Q: How is the CCL different from paid book summary websites like getAbstract, Blinkist and Shortform?
A: Like paid book summary websites, the CCL does summarise certain books for its cases. Unlike book summary services, the CCL is organised around business concepts, and is written to accelerate business expertise for its members. Additionally, the CCL is not limited to summarising books — it draws from a wide variety of sources, which can range from multi-hour podcasts to Form 10-Ks.
Q: Why should I pay for a Commoncog membership to access the CCL when other book summaries are free, like Four Minute Books?
A: CCL is written with the explicit goal of accelerating business expertise. Book summaries are not written with this intention in mind. They are not organised around business concepts, and are not written to highlight these business concepts nor show how they instantiate in the real world with all its nuances.
Q: If I join now as a new member, when can I expect the CCL to expand and to what size?
A: The CCL will expand for as long as is feasibly possible.
Q: How do I know that CFT works?
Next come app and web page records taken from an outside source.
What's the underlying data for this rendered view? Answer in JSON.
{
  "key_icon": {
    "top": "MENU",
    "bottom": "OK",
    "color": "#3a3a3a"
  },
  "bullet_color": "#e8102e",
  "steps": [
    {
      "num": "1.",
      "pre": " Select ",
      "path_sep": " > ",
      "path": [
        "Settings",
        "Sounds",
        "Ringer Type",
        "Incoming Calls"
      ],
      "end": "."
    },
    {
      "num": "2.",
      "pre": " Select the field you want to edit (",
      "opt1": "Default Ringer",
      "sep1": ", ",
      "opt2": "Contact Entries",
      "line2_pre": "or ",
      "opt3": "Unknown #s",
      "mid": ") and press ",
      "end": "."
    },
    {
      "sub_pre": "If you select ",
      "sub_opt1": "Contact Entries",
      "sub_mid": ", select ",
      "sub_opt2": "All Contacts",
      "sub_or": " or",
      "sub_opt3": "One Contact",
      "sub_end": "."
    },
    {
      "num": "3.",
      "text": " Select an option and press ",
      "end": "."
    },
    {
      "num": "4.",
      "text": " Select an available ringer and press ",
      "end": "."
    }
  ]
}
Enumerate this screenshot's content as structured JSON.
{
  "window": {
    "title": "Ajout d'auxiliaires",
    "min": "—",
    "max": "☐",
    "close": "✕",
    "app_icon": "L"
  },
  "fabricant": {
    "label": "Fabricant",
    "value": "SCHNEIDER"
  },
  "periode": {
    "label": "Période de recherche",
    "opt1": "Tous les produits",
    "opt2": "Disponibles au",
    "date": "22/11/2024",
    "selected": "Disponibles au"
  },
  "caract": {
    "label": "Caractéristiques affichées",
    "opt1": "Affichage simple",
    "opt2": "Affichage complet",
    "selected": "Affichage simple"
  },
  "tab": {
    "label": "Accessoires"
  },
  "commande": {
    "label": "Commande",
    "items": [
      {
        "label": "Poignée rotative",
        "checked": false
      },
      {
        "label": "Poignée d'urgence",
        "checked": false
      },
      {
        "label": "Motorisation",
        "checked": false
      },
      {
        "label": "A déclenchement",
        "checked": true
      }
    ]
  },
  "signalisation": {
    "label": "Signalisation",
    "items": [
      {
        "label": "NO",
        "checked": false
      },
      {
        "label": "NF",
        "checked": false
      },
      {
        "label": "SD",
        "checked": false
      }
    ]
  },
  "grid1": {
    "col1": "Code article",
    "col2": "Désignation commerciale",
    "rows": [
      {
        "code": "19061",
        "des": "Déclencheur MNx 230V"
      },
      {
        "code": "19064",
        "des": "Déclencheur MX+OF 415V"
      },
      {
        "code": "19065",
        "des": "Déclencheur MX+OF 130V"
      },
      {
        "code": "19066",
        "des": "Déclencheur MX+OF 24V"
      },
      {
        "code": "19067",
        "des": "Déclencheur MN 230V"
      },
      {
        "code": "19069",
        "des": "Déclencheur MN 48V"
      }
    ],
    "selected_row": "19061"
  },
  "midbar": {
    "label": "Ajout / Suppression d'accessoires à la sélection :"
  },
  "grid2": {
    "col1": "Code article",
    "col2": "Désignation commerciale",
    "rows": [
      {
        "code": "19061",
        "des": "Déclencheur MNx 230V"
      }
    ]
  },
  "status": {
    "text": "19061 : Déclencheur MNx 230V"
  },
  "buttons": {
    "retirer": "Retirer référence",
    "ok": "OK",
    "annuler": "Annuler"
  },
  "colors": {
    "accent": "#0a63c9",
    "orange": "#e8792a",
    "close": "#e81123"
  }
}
A: We expect you to reach for fragments of the cases you’ve read when you encounter a similar business tactical or strategic situation in your own life.
Q: How does the Idea Maze concept relate to me? It’s not like I’m not going to launch the next Instagram.
A: The Idea Maze concept will be relevant to you if you are starting a new company or starting a new business unit or product line within your company. This second set of experiences is more common amongst the broader population. Exposure to the Idea Maze concept should help ground you, so you know what to expect.
Q: As a paid member, why are you making the CCL free?
A: We want to expose the CCL format to more participants, in order to generate better feedback for the end-product. We will use what we learn here in finalising the actual CCL, which is reserved for members.
Q: What are your goals and success criteria for the Beta Test?
A: Two goals:
- We expect that the essay at the end of the sequence will make the experience more attractive. We’re aiming for a Median score of 6/7 on education (higher than 5.5 on the alpha test) while maintaining 6/7 score on entertainment.
- We hope for at least 500 participants, of which 200 fill in the 60 second exit survey, and we get at least 10 people who fit into 1 of 3 buckets that we can reach out and have a 30 minute conversation with. Intend to ask them ‘willingness to pay’ questions during that call in order to get a feel for pricing.
Q: How are you going to publicise the Beta Test?
A: Through the Commonplace newsletter, a link to the Beta Test landing page on Commoncog’s homepage, Twitter, and LinkedIn.
Q: What would the Beta Test look like? Would it run on custom software or would it just be email?
A: The Beta Test would run on ConvertKit where readers get to sign up for different sequences based on their frequency of emails. It would also be launched on the Commoncog website, through some hacked together template modifications.
Q: Would subscribers to the Beta Test be automatically enrolled to the Commonplace newsletter?
A: Yes they will, at the end of the beta test, unless they are already subscribed to Commonplace. They may opt out any time from the Commonplace newsletter.
Originally published , last updated .